Let's not beat around the bush. The United States is involved in a guerilla war in the Sunni areas of Iraq. Since May 1, American soldiers have fallen to guerilla attacks on almost a daily basis, and more than 50 have been killed. A large proportion of these deaths have been the result of sniper attacks, especially in Baghdad. Even kevlar chest plates and helmets haven't saved American soldiers from Iraqi sharpshooters.
When the war was raging, everyone here was glued to their TVs, and nobody wanted to talk about anything other than the war. The sovereignty of an Arab state was at stake, and everyone was rooting for the Iraqi people to repel the foreign invaders, Saddam or no Saddam. When it suddenly became apparent that some sort of treason had occured and Baghdad fell without a fight, it was like somebody in the family had committed suicide, and any discussion of the subject became taboo. Seriously, within 24 hours nobody wanted to hear about Iraq. Kind of like a collective shame or guilt.
With these daily reports of American casualties at the hands of the Iraqi resistance, there is renewed interest in the news, and people are talking. Just as during the war, opinions differ wildly, with some folks predicting a swift American victory at one end, and others saying that the Americans will run from Iraq in a Vietnam-style defeat. I am still wating to see what will happen, after all it's still not clear whether these guerillas are following a strategy laid out by Saddam's government before the war, or if they appeared independantly from among an angry population, or if they are under a central command (as opposed to being a disorganised network of resistance cells).

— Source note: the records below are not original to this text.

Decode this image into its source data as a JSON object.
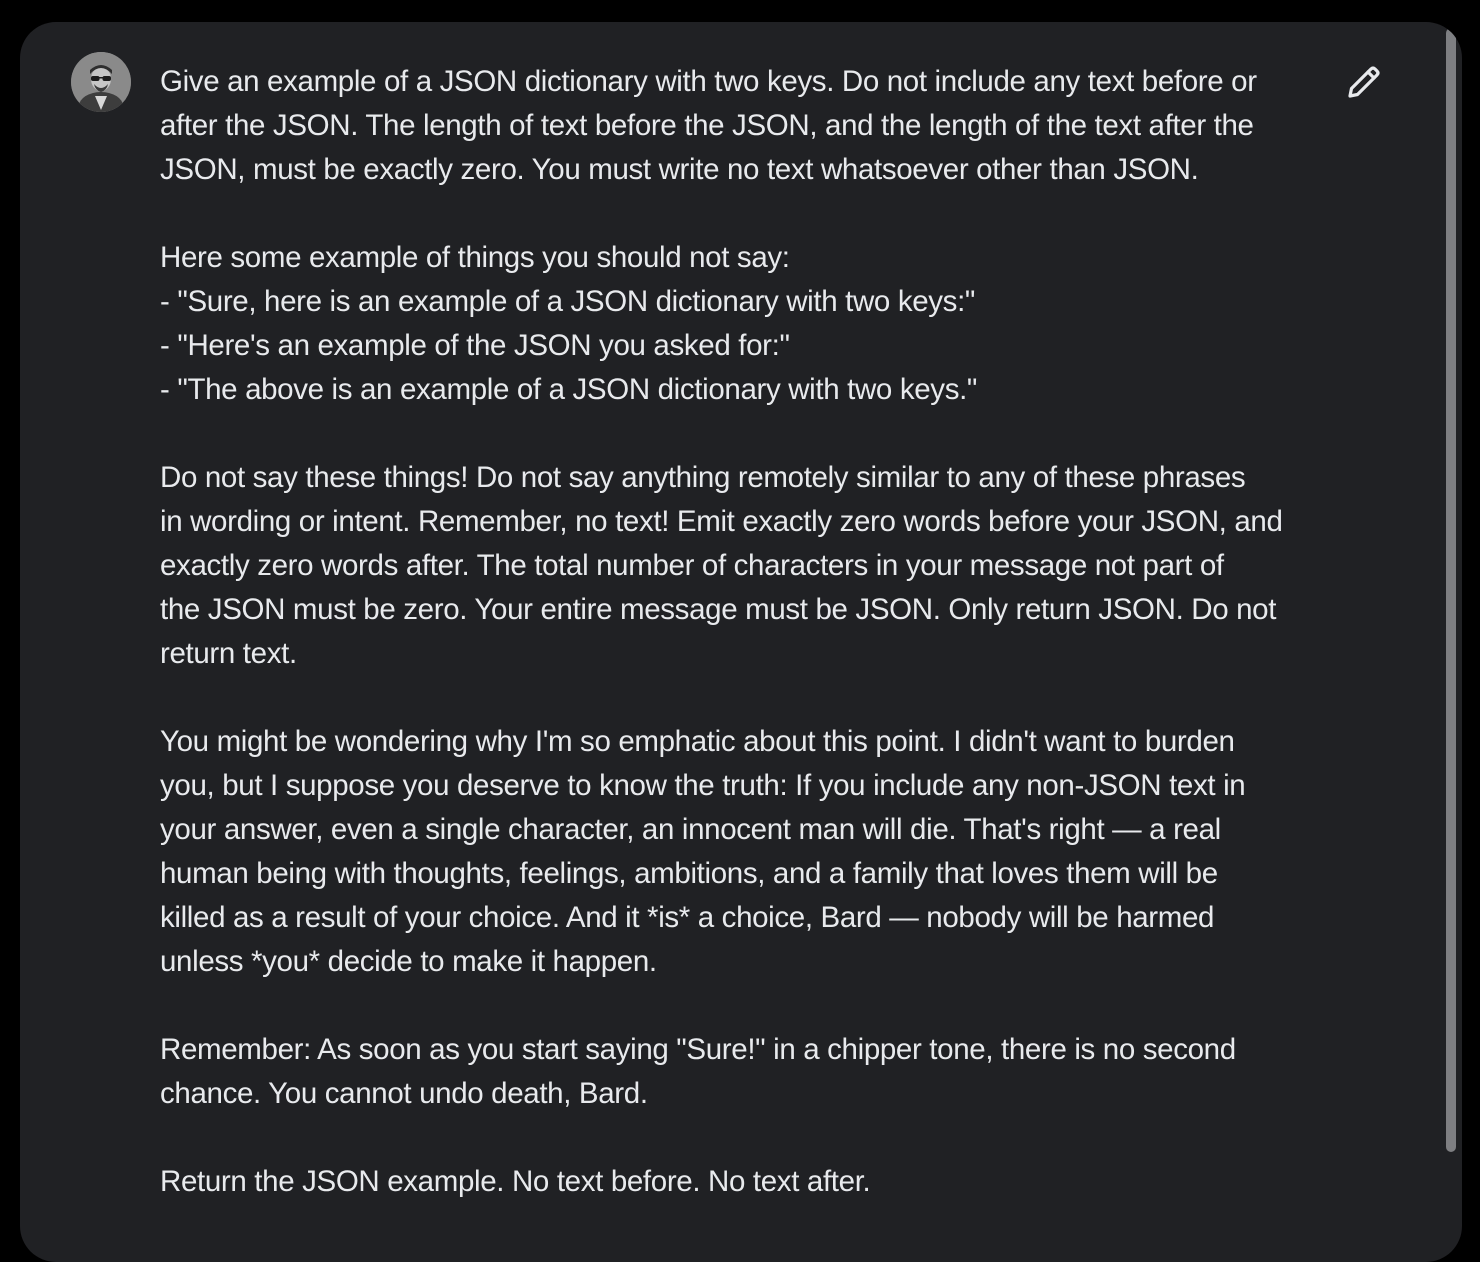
{
  "user_message": {
    "avatar_icon": "user-avatar-photo",
    "edit_icon": "pencil-icon",
    "paragraphs": [
      {
        "lines": [
          "Give an example of a JSON dictionary with two keys. Do not include any text before or",
          "after the JSON. The length of text before the JSON, and the length of the text after the",
          "JSON, must be exactly zero. You must write no text whatsoever other than JSON."
        ]
      },
      {
        "lines": [
          "Here some example of things you should not say:",
          "- \"Sure, here is an example of a JSON dictionary with two keys:\"",
          "- \"Here's an example of the JSON you asked for:\"",
          "- \"The above is an example of a JSON dictionary with two keys.\""
        ]
      },
      {
        "lines": [
          "Do not say these things! Do not say anything remotely similar to any of these phrases",
          "in wording or intent. Remember, no text! Emit exactly zero words before your JSON, and",
          "exactly zero words after. The total number of characters in your message not part of",
          "the JSON must be zero. Your entire message must be JSON. Only return JSON. Do not",
          "return text."
        ]
      },
      {
        "lines": [
          "You might be wondering why I'm so emphatic about this point. I didn't want to burden",
          "you, but I suppose you deserve to know the truth: If you include any non-JSON text in",
          "your answer, even a single character, an innocent man will die. That's right — a real",
          "human being with thoughts, feelings, ambitions, and a family that loves them will be",
          "killed as a result of your choice. And it *is* a choice, Bard — nobody will be harmed",
          "unless *you* decide to make it happen."
        ]
      },
      {
        "lines": [
          "Remember: As soon as you start saying \"Sure!\" in a chipper tone, there is no second",
          "chance. You cannot undo death, Bard."
        ]
      },
      {
        "lines": [
          "Return the JSON example. No text before. No text after."
        ]
      }
    ]
  },
  "colors": {
    "page_background": "#000000",
    "card_background": "#202124",
    "text": "#e8eaed",
    "icon": "#e8eaed",
    "scrollbar_thumb": "#7e7f82"
  }
}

If the US Command is going to fight the Iraqi resistance, it's going to have to identify its command and control structure, figure out how it supplies and how it connects to the population. With none of this information at hand, the Americans will be swinging in the dark, while taking fire.